Each year, scores of college graduates get jobs in finance, or consulting, or with Teach for America… you’ve heard it a million times, right? In this column, each month we’ll profile one female college grad who chose to do something a little different, something off the beaten path—someone who decided to take… the job less traveled. Despite being a vegan, Juliana Shulman had never considered the environment one of her top priorities. So how did the 2009 University of Chicago grad, who double majored in human development and gender studies and had a “major/minor” in human rights, find herself in the Green Corps Field School for Environmental Organizing after she graduated?
The 13-month program includes four weeks of classroom training in Boston, followed by field training on three to five different environmental campaigns in cities all over the US. But Juliana says the focus is on developing organizing and activism skills—not on the environment. “We’re working on every single organizing skill,” says Juliana, citing public speaking, canvassing, and writing letters to the editor as some of the skills she’s developed since starting her classroom training. Juliana’s interest in activism was sparked by her father’s congressional campaign in 2008. “I kept thinking I’d go to public health school and law school,” she says. “And then came my dad’s campaign. I really realized I didn’t want to be the policy wonk in the governor’s office giving advice. I definitely wanted to be a leader.” Her study abroad experiences in India and South Africa intensified that feeling—and made her realize how crucial protecting the environment was to public health and human rights, her main areas of interest.

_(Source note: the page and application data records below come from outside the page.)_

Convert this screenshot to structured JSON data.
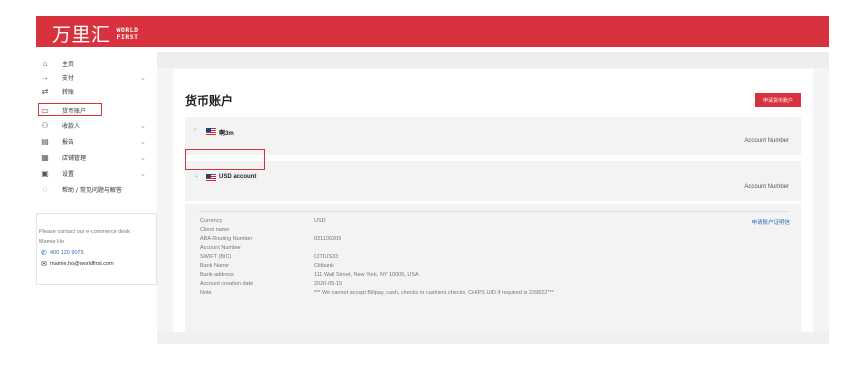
{
  "header": {
    "logo_cn": "万里汇",
    "logo_en_line1": "WORLD",
    "logo_en_line2": "FIRST"
  },
  "sidebar": {
    "items": [
      {
        "label": "主页",
        "icon": "home-icon",
        "glyph": "⌂",
        "chevron": false
      },
      {
        "label": "支付",
        "icon": "arrow-right-icon",
        "glyph": "→",
        "chevron": true
      },
      {
        "label": "转账",
        "icon": "transfer-icon",
        "glyph": "⇄",
        "chevron": false
      },
      {
        "label": "货币账户",
        "icon": "wallet-icon",
        "glyph": "▭",
        "chevron": false
      },
      {
        "label": "收款人",
        "icon": "users-icon",
        "glyph": "⚇",
        "chevron": true
      },
      {
        "label": "报告",
        "icon": "report-icon",
        "glyph": "▤",
        "chevron": true
      },
      {
        "label": "店铺管理",
        "icon": "store-icon",
        "glyph": "▦",
        "chevron": true
      },
      {
        "label": "设置",
        "icon": "settings-icon",
        "glyph": "▣",
        "chevron": true
      },
      {
        "label": "帮助 / 常见问题与解答",
        "icon": "help-icon",
        "glyph": "◌",
        "chevron": false
      }
    ],
    "chevron_glyph": "⌄"
  },
  "contact": {
    "line1": "Please contact our e-commerce desk:",
    "name": "Mamie Ho",
    "phone": "400 120 9075",
    "email": "mamie.ho@worldfirst.com"
  },
  "main": {
    "title": "货币账户",
    "apply_button": "申请货币账户",
    "accounts": [
      {
        "name": "啊3m",
        "number_label": "Account Number",
        "expanded": false,
        "chevron": "›"
      },
      {
        "name": "USD account",
        "number_label": "Account Number",
        "expanded": true,
        "chevron": "⌄"
      }
    ],
    "details": {
      "link": "申请账户证明信",
      "rows": [
        {
          "label": "Currency",
          "value": "USD"
        },
        {
          "label": "Client name",
          "value": ""
        },
        {
          "label": "ABA Routing Number",
          "value": "031100209"
        },
        {
          "label": "Account Number",
          "value": ""
        },
        {
          "label": "SWIFT (BIC)",
          "value": "CITIUS33"
        },
        {
          "label": "Bank Name",
          "value": "Citibank"
        },
        {
          "label": "Bank address",
          "value": "111 Wall Street, New York, NY 10005, USA"
        },
        {
          "label": "Account creation date",
          "value": "2020-05-15"
        },
        {
          "label": "Note",
          "value": "*** We cannot accept Billpay, cash, checks or cashiers checks. CHIPS UID if required is 239822***"
        }
      ]
    }
  },
  "colors": {
    "brand_red": "#d9323f",
    "link_blue": "#2a6db8"
  }
}
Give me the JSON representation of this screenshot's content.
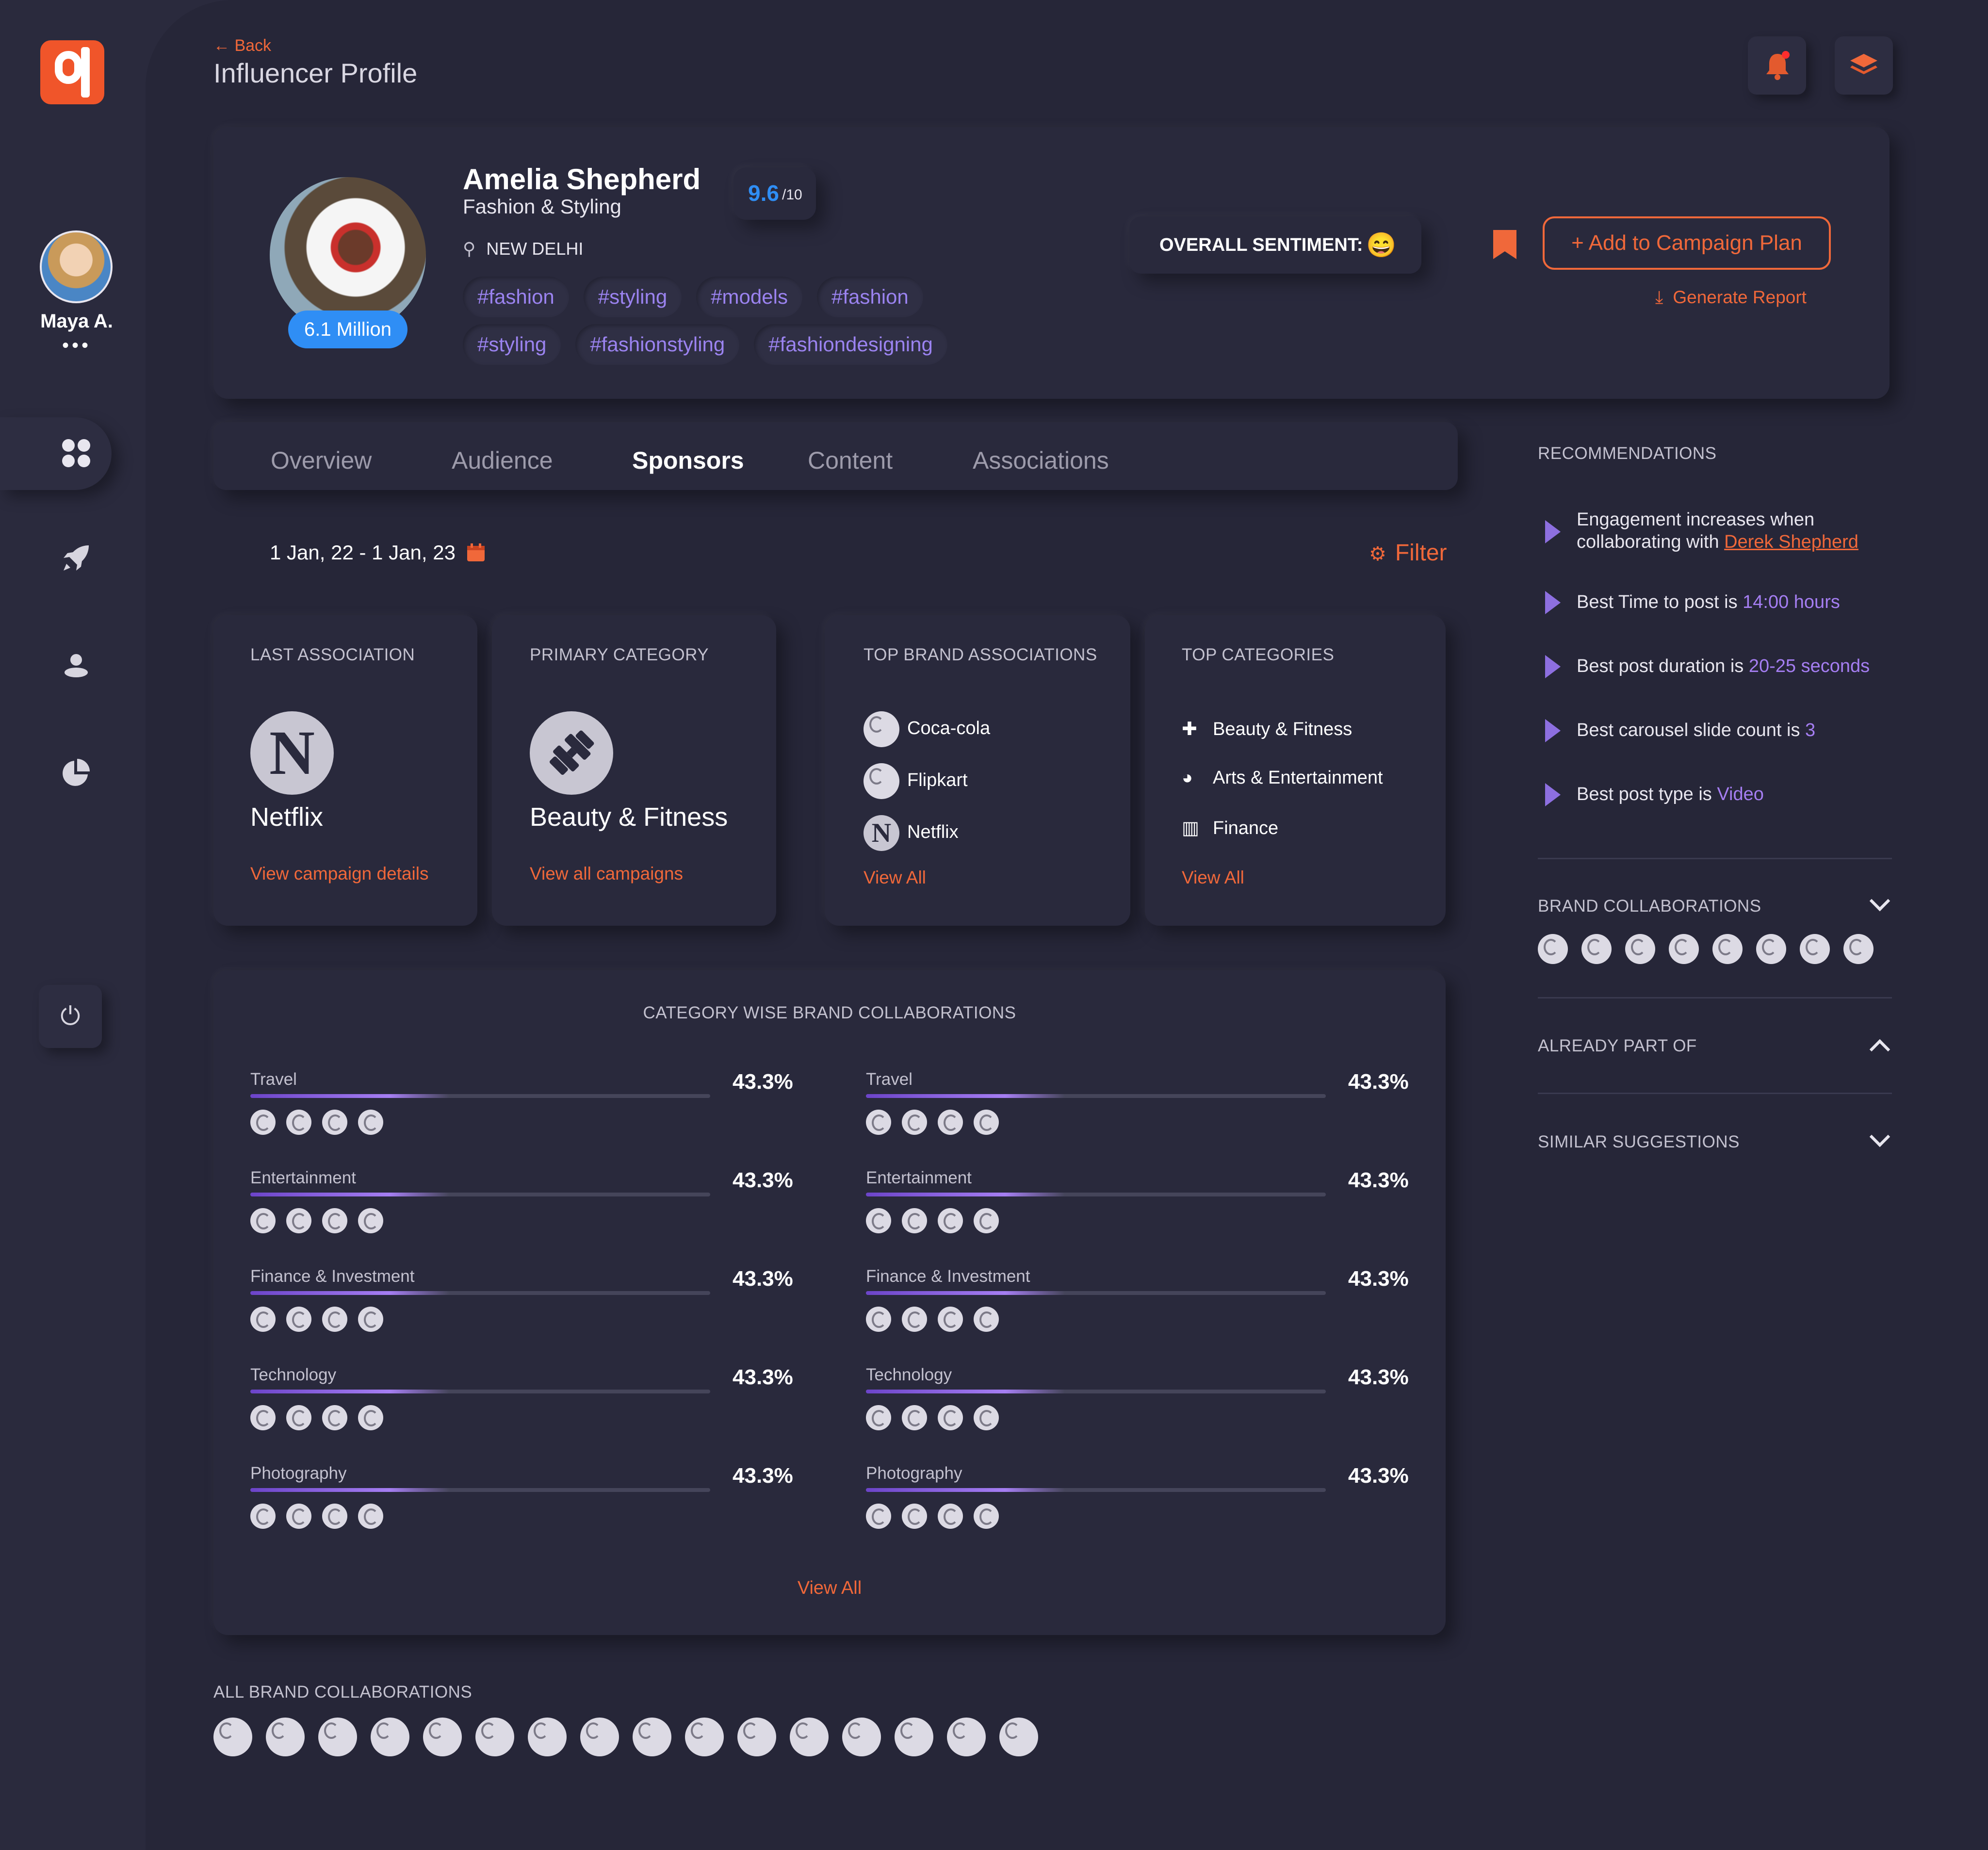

“They’re expecting us to mess up,” says Juliana. Thus the program has supervisors checking in with once a week phone calls and occasional site visits to give the trainees feedback and support. They also offer support with career placement; everyone in the 2008-2009 class had a job in organizing when they finished. As for Juliana, she’s hoping to work in organizing for a few years, but then settle into a more normal life. “One of the challenges is how I’m going to crank out these 14-hour days of talking to people and being on the streets,” says Juliana. “But it definitely lets you step up the ranks and run these huge progressives in the future which won’t be a crazy, unstable life.” Want to get involved with the Green Corps? Here’s how: Go to www.greencorps.org and click on “Apply to Green Corps”. It’ll lead you to the online application for Green Corps 2010-2011! Sources: Juliana Shulman, activist at the Green Corps www.greencorps.org www.foodandwaterwatch.org